My God, I am floored by your letter of 22nd April 1840, no staff, no funds! How many times have we said the octave of the Conception of 1840 will not pass without bringing us something and also the 25th January, the festival of the apostle of nations. I await the moment when the Bishop, on his arrival, sees this letter, he who wrote to me very recently from Port Nicholson ( as he is not yet back from the trip which I spoke to you about in my letters of the months of October and November). [2] To exercise economy, I have ten shillings, 8 pence, 1 quartillo, which is left from ten pounds sterling that I borrowed the other day and right now I am obliged to give back at least two shillings. When the Bishop gets back we will greatly rejoice if we are able to pay back all our debts. It is not like France here. Everything is expensive and our appetites make no allowance for that, at least as far as quantity is concerned. It is that indispensable ship that has reduced us to this state. The Bishop adds that he expects to find new colleagues when he gets back. How many promises will he have made to these impatient people?
Finding myself alone today in the Bay of Islands, you would have been scandalised at the manner in which I have been obliged to treat the poor natives who have come from far away to ask me to copy for them at least a few prayers since we are not able to go and teach them. Stunned by their insistence, which is not understanding of any reasoning, I became angry with them and shut myself inside to write down some even more urgent things. They waited at the window where they remained for part of the day, always demanding the same thing. In the end I sent them away with two plugs of tobacco.
To you, My Superior, I am overcome not with sleep but with fatigue. My hand opens up in spite of myself, it is three o’clock in the morning, without having taken a minute to write to the Vicar General or the colonial secretary in Sydney and this scribble that I cannot even re-read. The ship is leaving at any minute.
I hope that the novena that we are making to our Good Mother will have its effect, that the will of God will be done. Pray for me, please, and for all your children here. Everyone is well.
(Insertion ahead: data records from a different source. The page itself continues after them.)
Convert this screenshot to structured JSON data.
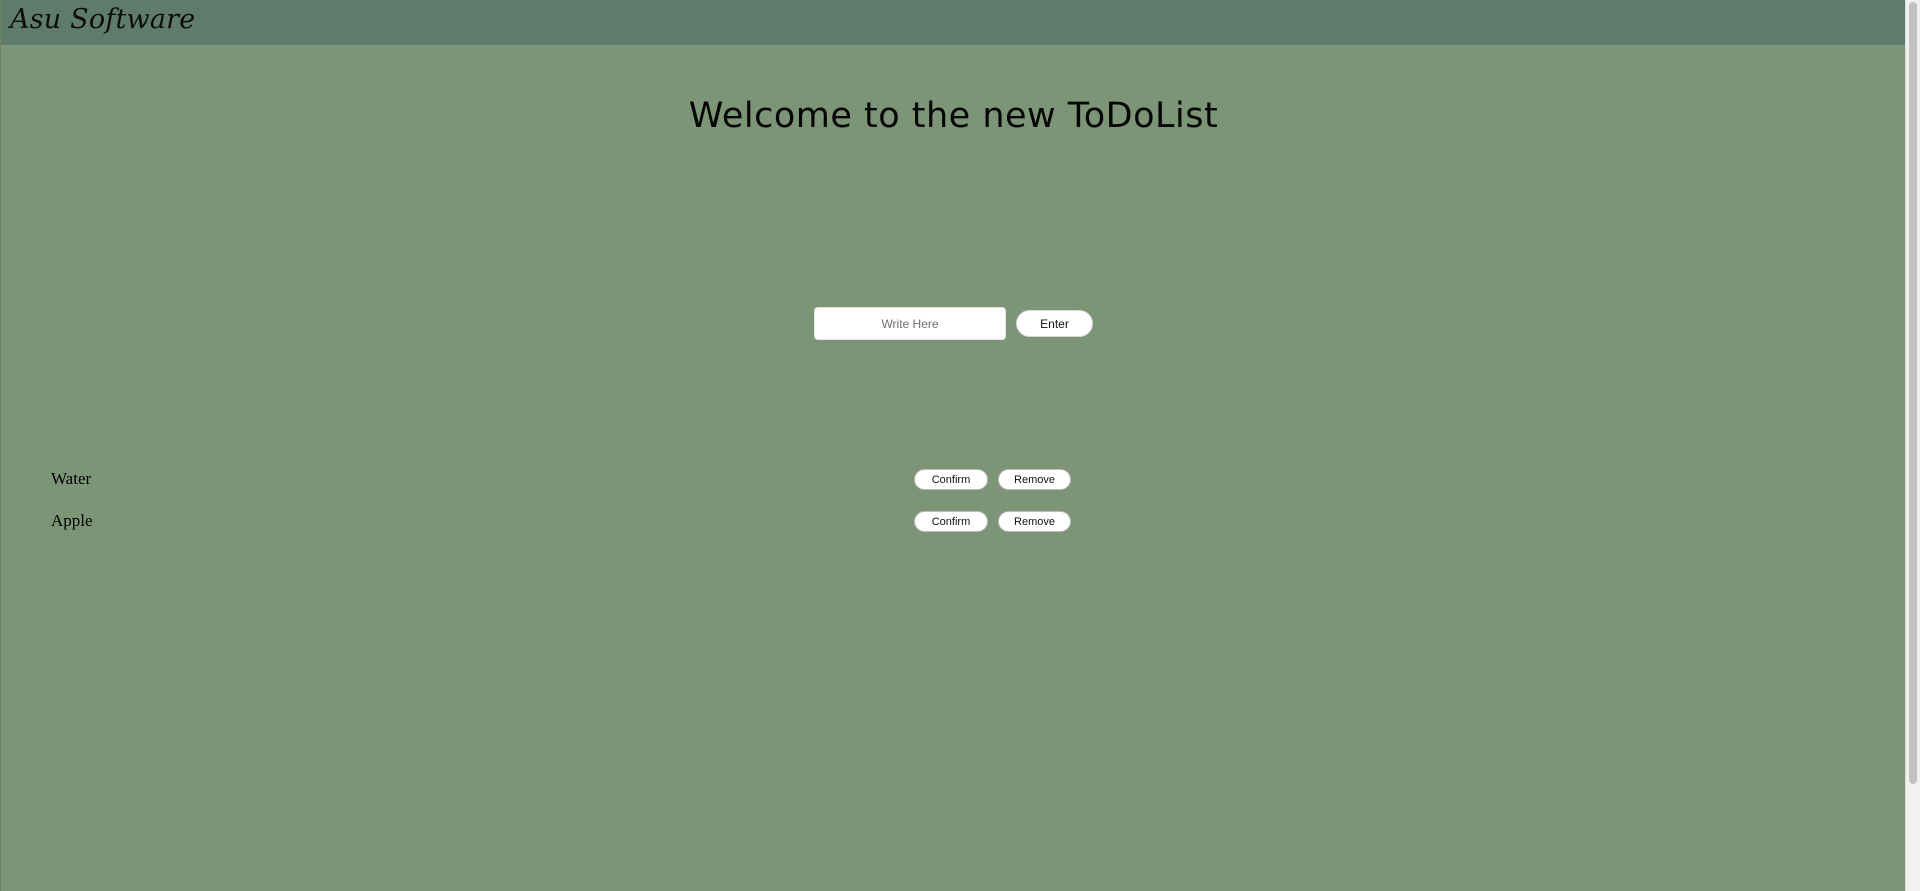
{
  "navbar": {
    "brand": "Asu Software"
  },
  "main": {
    "title": "Welcome to the new ToDoList",
    "input": {
      "placeholder": "Write Here",
      "value": ""
    },
    "enter_label": "Enter"
  },
  "todos": [
    {
      "text": "Water",
      "confirm_label": "Confirm",
      "remove_label": "Remove"
    },
    {
      "text": "Apple",
      "confirm_label": "Confirm",
      "remove_label": "Remove"
    }
  ],
  "colors": {
    "page_background": "#7d9577",
    "navbar_background": "#5e7b6c",
    "button_background": "#ffffff"
  }
}
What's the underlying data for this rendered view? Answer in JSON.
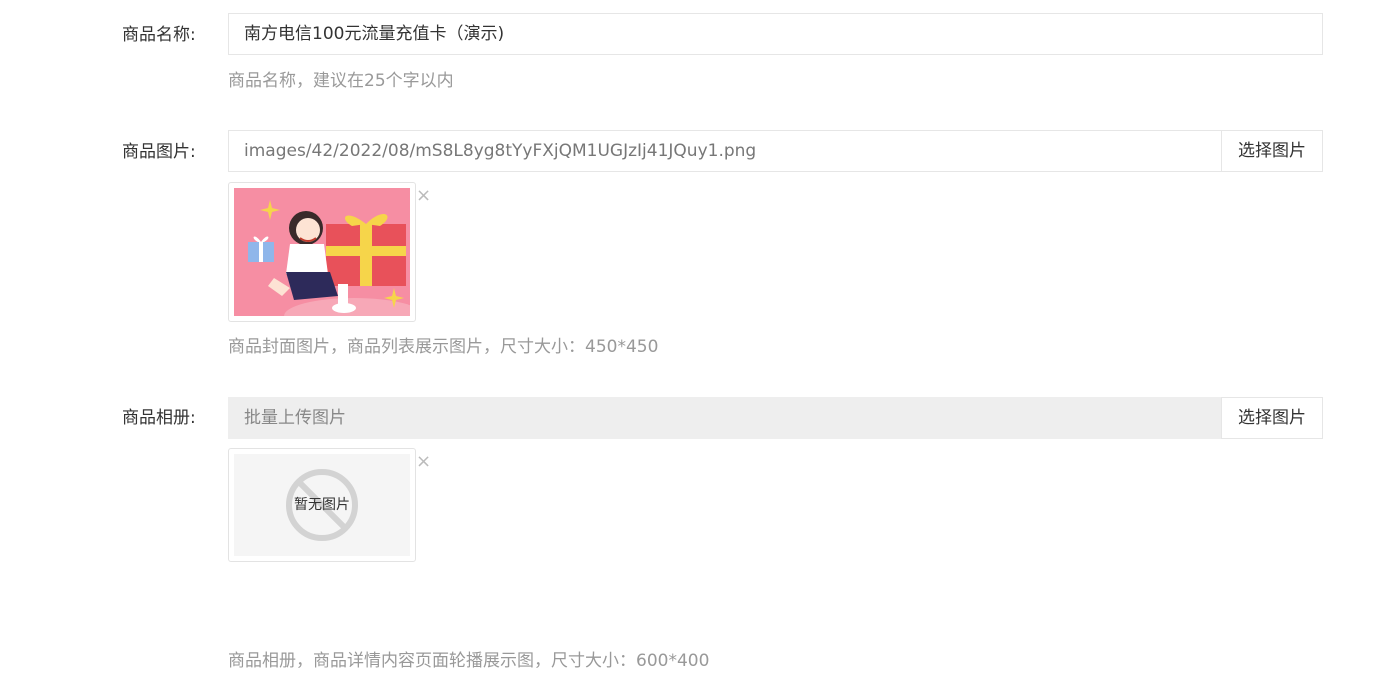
{
  "name_field": {
    "label": "商品名称:",
    "value": "南方电信100元流量充值卡（演示)",
    "help": "商品名称，建议在25个字以内"
  },
  "image_field": {
    "label": "商品图片:",
    "value": "images/42/2022/08/mS8L8yg8tYyFXjQM1UGJzIj41JQuy1.png",
    "button": "选择图片",
    "remove": "×",
    "help": "商品封面图片，商品列表展示图片，尺寸大小：450*450"
  },
  "album_field": {
    "label": "商品相册:",
    "placeholder": "批量上传图片",
    "button": "选择图片",
    "remove": "×",
    "no_image_text": "暂无图片",
    "help": "商品相册，商品详情内容页面轮播展示图，尺寸大小：600*400"
  },
  "colors": {
    "pink_bg": "#f68ea3",
    "gift_red": "#e8515a",
    "gift_yellow": "#f6d54a",
    "gift_blue": "#8fb6ea"
  },
  "icons": [
    "close-icon",
    "no-image-icon",
    "sparkle-icon"
  ]
}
I have recent news from them all.
Epalle, missionary apostolic.


  1. qu’ils: read qui
  2. These letters are no doubt lost; no letter of 1840 from Epalle to Colin is preserved at APM.